Find every line of the data below that has "Prices" in it. Reply with the number only.

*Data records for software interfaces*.
———
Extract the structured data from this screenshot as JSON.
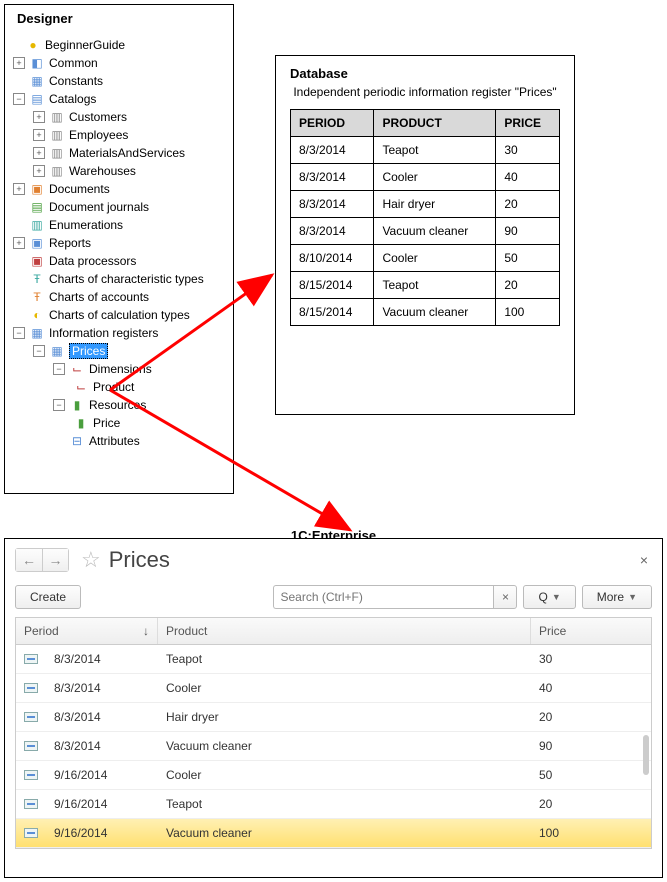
{
  "designer": {
    "title": "Designer",
    "root": "BeginnerGuide",
    "nodes": {
      "common": "Common",
      "constants": "Constants",
      "catalogs": "Catalogs",
      "customers": "Customers",
      "employees": "Employees",
      "materials": "MaterialsAndServices",
      "warehouses": "Warehouses",
      "documents": "Documents",
      "docjournals": "Document journals",
      "enums": "Enumerations",
      "reports": "Reports",
      "dataproc": "Data processors",
      "cctypes": "Charts of characteristic types",
      "caccounts": "Charts of accounts",
      "ccalctypes": "Charts of calculation types",
      "inforeg": "Information registers",
      "prices": "Prices",
      "dimensions": "Dimensions",
      "product_dim": "Product",
      "resources": "Resources",
      "price_res": "Price",
      "attributes": "Attributes"
    }
  },
  "database": {
    "title": "Database",
    "subtitle": "Independent periodic information register \"Prices\"",
    "columns": {
      "period": "PERIOD",
      "product": "PRODUCT",
      "price": "PRICE"
    },
    "rows": [
      {
        "period": "8/3/2014",
        "product": "Teapot",
        "price": "30"
      },
      {
        "period": "8/3/2014",
        "product": "Cooler",
        "price": "40"
      },
      {
        "period": "8/3/2014",
        "product": "Hair dryer",
        "price": "20"
      },
      {
        "period": "8/3/2014",
        "product": "Vacuum cleaner",
        "price": "90"
      },
      {
        "period": "8/10/2014",
        "product": "Cooler",
        "price": "50"
      },
      {
        "period": "8/15/2014",
        "product": "Teapot",
        "price": "20"
      },
      {
        "period": "8/15/2014",
        "product": "Vacuum cleaner",
        "price": "100"
      }
    ]
  },
  "section_label": "1C:Enterprise",
  "enterprise": {
    "title": "Prices",
    "create": "Create",
    "search_placeholder": "Search (Ctrl+F)",
    "more": "More",
    "columns": {
      "period": "Period",
      "product": "Product",
      "price": "Price"
    },
    "sort_indicator": "↓",
    "rows": [
      {
        "period": "8/3/2014",
        "product": "Teapot",
        "price": "30",
        "selected": false
      },
      {
        "period": "8/3/2014",
        "product": "Cooler",
        "price": "40",
        "selected": false
      },
      {
        "period": "8/3/2014",
        "product": "Hair dryer",
        "price": "20",
        "selected": false
      },
      {
        "period": "8/3/2014",
        "product": "Vacuum cleaner",
        "price": "90",
        "selected": false
      },
      {
        "period": "9/16/2014",
        "product": "Cooler",
        "price": "50",
        "selected": false
      },
      {
        "period": "9/16/2014",
        "product": "Teapot",
        "price": "20",
        "selected": false
      },
      {
        "period": "9/16/2014",
        "product": "Vacuum cleaner",
        "price": "100",
        "selected": true
      }
    ]
  }
}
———
*RESULT OF THIS EXERCISE*.
3